**DIRECTIONS FOR THIS TASK**
Repeat every entry word for word, but leave the images out of your copy.

**SOURCE RECORDS**
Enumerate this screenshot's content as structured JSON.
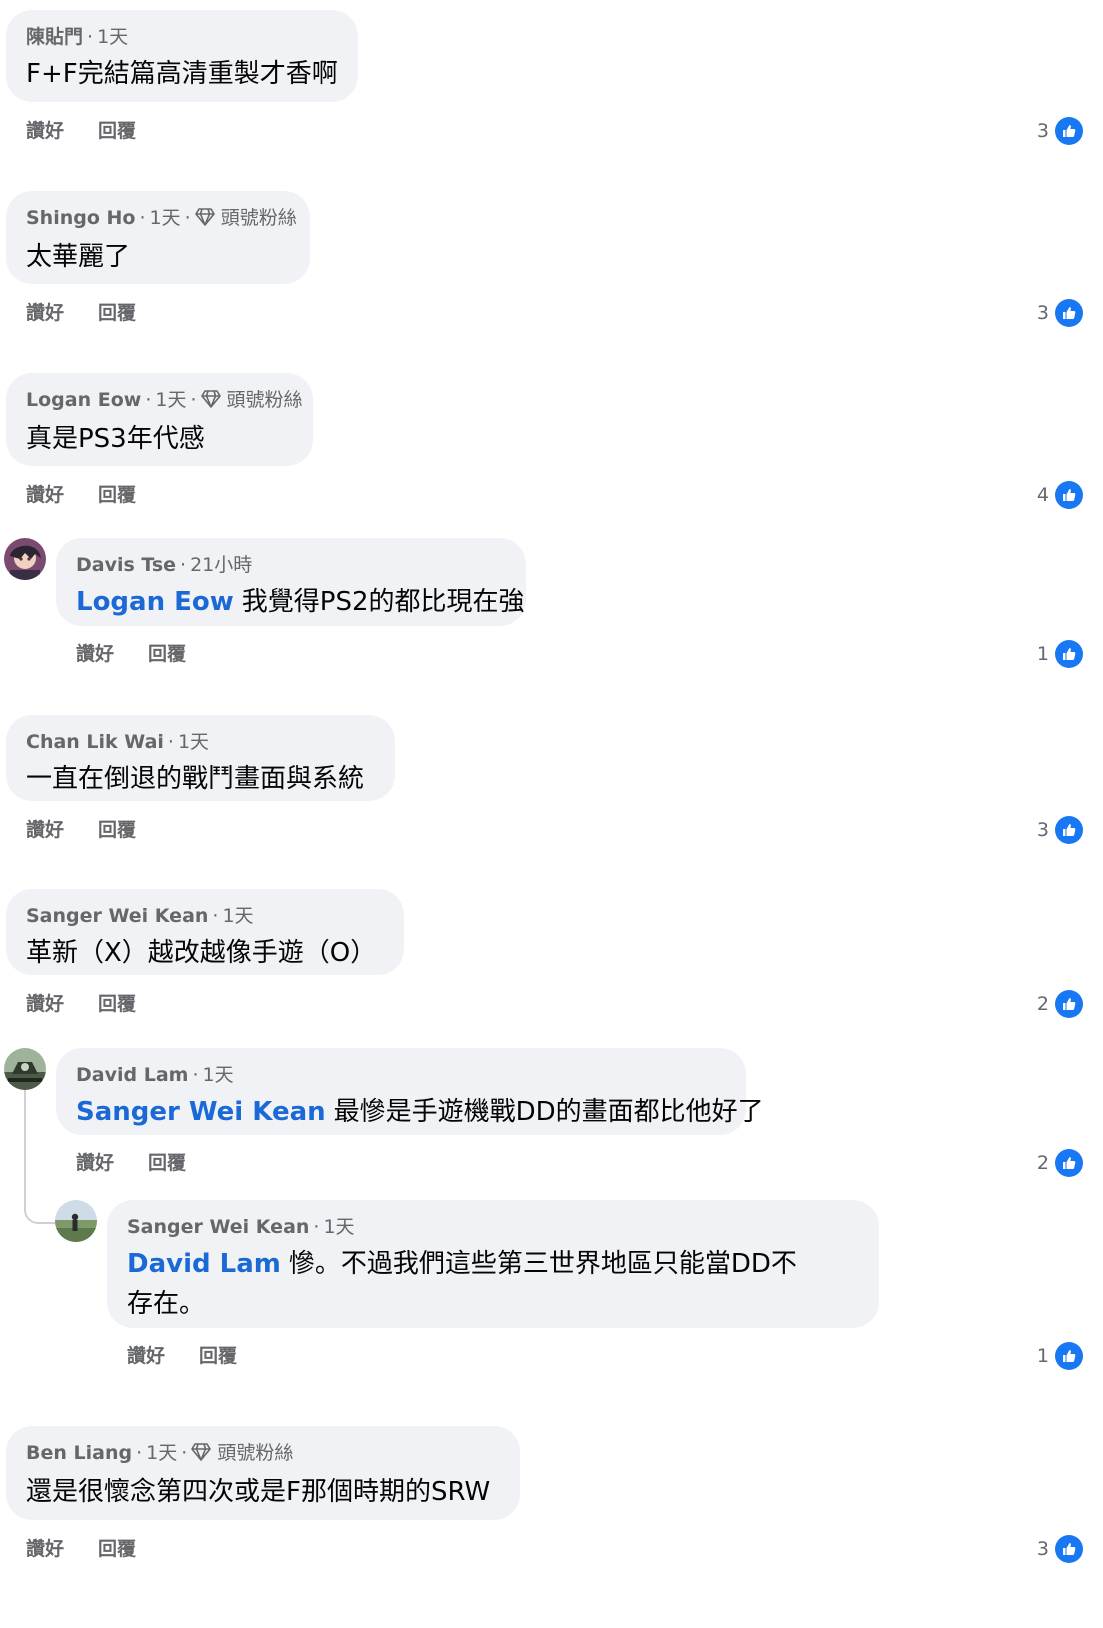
{
  "ui": {
    "like_label": "讚好",
    "reply_label": "回覆",
    "meta_separator": "·"
  },
  "comments": [
    {
      "author": "陳貼門",
      "time": "1天",
      "badge": "",
      "mention": "",
      "text": "F+F完結篇高清重製才香啊",
      "likes": "3"
    },
    {
      "author": "Shingo Ho",
      "time": "1天",
      "badge": "頭號粉絲",
      "mention": "",
      "text": "太華麗了",
      "likes": "3"
    },
    {
      "author": "Logan Eow",
      "time": "1天",
      "badge": "頭號粉絲",
      "mention": "",
      "text": "真是PS3年代感",
      "likes": "4"
    },
    {
      "author": "Davis Tse",
      "time": "21小時",
      "badge": "",
      "mention": "Logan Eow",
      "text": "我覺得PS2的都比現在強",
      "likes": "1"
    },
    {
      "author": "Chan Lik Wai",
      "time": "1天",
      "badge": "",
      "mention": "",
      "text": "一直在倒退的戰鬥畫面與系統",
      "likes": "3"
    },
    {
      "author": "Sanger Wei Kean",
      "time": "1天",
      "badge": "",
      "mention": "",
      "text": "革新（X）越改越像手遊（O）",
      "likes": "2"
    },
    {
      "author": "David Lam",
      "time": "1天",
      "badge": "",
      "mention": "Sanger Wei Kean",
      "text": "最慘是手遊機戰DD的畫面都比他好了",
      "likes": "2"
    },
    {
      "author": "Sanger Wei Kean",
      "time": "1天",
      "badge": "",
      "mention": "David Lam",
      "text": "慘。不過我們這些第三世界地區只能當DD不存在。",
      "likes": "1"
    },
    {
      "author": "Ben Liang",
      "time": "1天",
      "badge": "頭號粉絲",
      "mention": "",
      "text": "還是很懷念第四次或是F那個時期的SRW",
      "likes": "3"
    }
  ],
  "icons": {
    "like": "thumbs-up-icon",
    "badge": "diamond-icon",
    "avatar_davis": "avatar-anime-character",
    "avatar_david": "avatar-mech",
    "avatar_sanger": "avatar-landscape-person"
  },
  "colors": {
    "bubble_bg": "#f0f2f5",
    "mention": "#1b69d6",
    "like_blue": "#1877f2",
    "meta_gray": "#65676b"
  }
}
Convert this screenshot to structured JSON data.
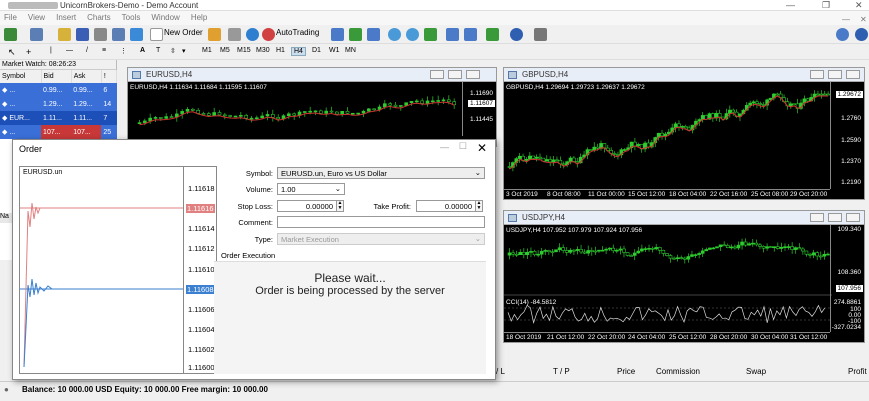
{
  "titlebar": {
    "title": "UnicornBrokers-Demo - Demo Account"
  },
  "menu": [
    "File",
    "View",
    "Insert",
    "Charts",
    "Tools",
    "Window",
    "Help"
  ],
  "toolbar": {
    "new_order": "New Order",
    "autotrading": "AutoTrading",
    "timeframes": [
      "M1",
      "M5",
      "M15",
      "M30",
      "H1",
      "H4",
      "D1",
      "W1",
      "MN"
    ]
  },
  "market_watch": {
    "header": "Market Watch: 08:26:23",
    "columns": [
      "Symbol",
      "Bid",
      "Ask",
      "!"
    ],
    "rows": [
      {
        "symbol": "...",
        "bid": "0.99...",
        "ask": "0.99...",
        "spread": "6"
      },
      {
        "symbol": "...",
        "bid": "1.29...",
        "ask": "1.29...",
        "spread": "14"
      },
      {
        "symbol": "EUR...",
        "bid": "1.11...",
        "ask": "1.11...",
        "spread": "7"
      },
      {
        "symbol": "...",
        "bid": "107...",
        "ask": "107...",
        "spread": "25"
      }
    ],
    "side_tab": "Na"
  },
  "charts": {
    "eurusd": {
      "caption": "EURUSD,H4",
      "info": "EURUSD,H4  1.11634 1.11684 1.11595 1.11607",
      "prices": [
        "1.11690",
        "1.11607",
        "1.11445"
      ]
    },
    "gbpusd": {
      "caption": "GBPUSD,H4",
      "info": "GBPUSD,H4  1.29694 1.29723 1.29637 1.29672",
      "prices": [
        "1.29672",
        "1.2760",
        "1.2590",
        "1.2370",
        "1.2190"
      ],
      "times": [
        "3 Oct 2019",
        "8 Oct 08:00",
        "11 Oct 00:00",
        "15 Oct 12:00",
        "18 Oct 04:00",
        "22 Oct 16:00",
        "25 Oct 08:00",
        "29 Oct 20:00"
      ]
    },
    "usdjpy": {
      "caption": "USDJPY,H4",
      "info": "USDJPY,H4  107.952 107.979 107.924 107.956",
      "prices": [
        "109.340",
        "108.360",
        "107.956"
      ],
      "indicator": "CCI(14) -84.5812",
      "ind_levels": [
        "274.8861",
        "100",
        "0.00",
        "-100",
        "-327.0234"
      ],
      "times": [
        "18 Oct 2019",
        "21 Oct 12:00",
        "22 Oct 20:00",
        "24 Oct 04:00",
        "25 Oct 12:00",
        "28 Oct 20:00",
        "30 Oct 04:00",
        "31 Oct 12:00"
      ]
    }
  },
  "order": {
    "title": "Order",
    "chart_label": "EURUSD.un",
    "chart_prices": [
      "1.11618",
      "1.11616",
      "1.11614",
      "1.11612",
      "1.11610",
      "1.11608",
      "1.11606",
      "1.11604",
      "1.11602",
      "1.11600"
    ],
    "symbol_label": "Symbol:",
    "symbol_value": "EURUSD.un, Euro vs US Dollar",
    "volume_label": "Volume:",
    "volume_value": "1.00",
    "stoploss_label": "Stop Loss:",
    "stoploss_value": "0.00000",
    "takeprofit_label": "Take Profit:",
    "takeprofit_value": "0.00000",
    "comment_label": "Comment:",
    "comment_value": "",
    "type_label": "Type:",
    "type_value": "Market Execution",
    "exec_label": "Order Execution",
    "wait_line1": "Please wait...",
    "wait_line2": "Order is being processed by the server"
  },
  "terminal": {
    "columns": [
      "/ L",
      "T / P",
      "Price",
      "Commission",
      "Swap",
      "Profit"
    ]
  },
  "status": {
    "text": "Balance: 10 000.00 USD  Equity: 10 000.00  Free margin: 10 000.00"
  }
}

**SOLUTION**
Enumerate this screenshot's content as structured JSON.
{
  "ui": {
    "like_label": "讚好",
    "reply_label": "回覆",
    "meta_separator": "·"
  },
  "comments": [
    {
      "author": "陳貼門",
      "time": "1天",
      "badge": "",
      "mention": "",
      "text": "F+F完結篇高清重製才香啊",
      "likes": "3"
    },
    {
      "author": "Shingo Ho",
      "time": "1天",
      "badge": "頭號粉絲",
      "mention": "",
      "text": "太華麗了",
      "likes": "3"
    },
    {
      "author": "Logan Eow",
      "time": "1天",
      "badge": "頭號粉絲",
      "mention": "",
      "text": "真是PS3年代感",
      "likes": "4"
    },
    {
      "author": "Davis Tse",
      "time": "21小時",
      "badge": "",
      "mention": "Logan Eow",
      "text": "我覺得PS2的都比現在強",
      "likes": "1"
    },
    {
      "author": "Chan Lik Wai",
      "time": "1天",
      "badge": "",
      "mention": "",
      "text": "一直在倒退的戰鬥畫面與系統",
      "likes": "3"
    },
    {
      "author": "Sanger Wei Kean",
      "time": "1天",
      "badge": "",
      "mention": "",
      "text": "革新（X）越改越像手遊（O）",
      "likes": "2"
    },
    {
      "author": "David Lam",
      "time": "1天",
      "badge": "",
      "mention": "Sanger Wei Kean",
      "text": "最慘是手遊機戰DD的畫面都比他好了",
      "likes": "2"
    },
    {
      "author": "Sanger Wei Kean",
      "time": "1天",
      "badge": "",
      "mention": "David Lam",
      "text": "慘。不過我們這些第三世界地區只能當DD不存在。",
      "likes": "1"
    },
    {
      "author": "Ben Liang",
      "time": "1天",
      "badge": "頭號粉絲",
      "mention": "",
      "text": "還是很懷念第四次或是F那個時期的SRW",
      "likes": "3"
    }
  ],
  "icons": {
    "like": "thumbs-up-icon",
    "badge": "diamond-icon",
    "avatar_davis": "avatar-anime-character",
    "avatar_david": "avatar-mech",
    "avatar_sanger": "avatar-landscape-person"
  },
  "colors": {
    "bubble_bg": "#f0f2f5",
    "mention": "#1b69d6",
    "like_blue": "#1877f2",
    "meta_gray": "#65676b"
  }
}
Convert this screenshot to structured JSON data.
{
  "titlebar": {
    "title": "UnicornBrokers-Demo - Demo Account"
  },
  "menu": [
    "File",
    "View",
    "Insert",
    "Charts",
    "Tools",
    "Window",
    "Help"
  ],
  "toolbar": {
    "new_order": "New Order",
    "autotrading": "AutoTrading",
    "timeframes": [
      "M1",
      "M5",
      "M15",
      "M30",
      "H1",
      "H4",
      "D1",
      "W1",
      "MN"
    ]
  },
  "market_watch": {
    "header": "Market Watch: 08:26:23",
    "columns": [
      "Symbol",
      "Bid",
      "Ask",
      "!"
    ],
    "rows": [
      {
        "symbol": "...",
        "bid": "0.99...",
        "ask": "0.99...",
        "spread": "6"
      },
      {
        "symbol": "...",
        "bid": "1.29...",
        "ask": "1.29...",
        "spread": "14"
      },
      {
        "symbol": "EUR...",
        "bid": "1.11...",
        "ask": "1.11...",
        "spread": "7"
      },
      {
        "symbol": "...",
        "bid": "107...",
        "ask": "107...",
        "spread": "25"
      }
    ],
    "side_tab": "Na"
  },
  "charts": {
    "eurusd": {
      "caption": "EURUSD,H4",
      "info": "EURUSD,H4  1.11634 1.11684 1.11595 1.11607",
      "prices": [
        "1.11690",
        "1.11607",
        "1.11445"
      ]
    },
    "gbpusd": {
      "caption": "GBPUSD,H4",
      "info": "GBPUSD,H4  1.29694 1.29723 1.29637 1.29672",
      "prices": [
        "1.29672",
        "1.2760",
        "1.2590",
        "1.2370",
        "1.2190"
      ],
      "times": [
        "3 Oct 2019",
        "8 Oct 08:00",
        "11 Oct 00:00",
        "15 Oct 12:00",
        "18 Oct 04:00",
        "22 Oct 16:00",
        "25 Oct 08:00",
        "29 Oct 20:00"
      ]
    },
    "usdjpy": {
      "caption": "USDJPY,H4",
      "info": "USDJPY,H4  107.952 107.979 107.924 107.956",
      "prices": [
        "109.340",
        "108.360",
        "107.956"
      ],
      "indicator": "CCI(14) -84.5812",
      "ind_levels": [
        "274.8861",
        "100",
        "0.00",
        "-100",
        "-327.0234"
      ],
      "times": [
        "18 Oct 2019",
        "21 Oct 12:00",
        "22 Oct 20:00",
        "24 Oct 04:00",
        "25 Oct 12:00",
        "28 Oct 20:00",
        "30 Oct 04:00",
        "31 Oct 12:00"
      ]
    }
  },
  "order": {
    "title": "Order",
    "chart_label": "EURUSD.un",
    "chart_prices": [
      "1.11618",
      "1.11616",
      "1.11614",
      "1.11612",
      "1.11610",
      "1.11608",
      "1.11606",
      "1.11604",
      "1.11602",
      "1.11600"
    ],
    "symbol_label": "Symbol:",
    "symbol_value": "EURUSD.un, Euro vs US Dollar",
    "volume_label": "Volume:",
    "volume_value": "1.00",
    "stoploss_label": "Stop Loss:",
    "stoploss_value": "0.00000",
    "takeprofit_label": "Take Profit:",
    "takeprofit_value": "0.00000",
    "comment_label": "Comment:",
    "comment_value": "",
    "type_label": "Type:",
    "type_value": "Market Execution",
    "exec_label": "Order Execution",
    "wait_line1": "Please wait...",
    "wait_line2": "Order is being processed by the server"
  },
  "terminal": {
    "columns": [
      "/ L",
      "T / P",
      "Price",
      "Commission",
      "Swap",
      "Profit"
    ]
  },
  "status": {
    "text": "Balance: 10 000.00 USD  Equity: 10 000.00  Free margin: 10 000.00"
  }
}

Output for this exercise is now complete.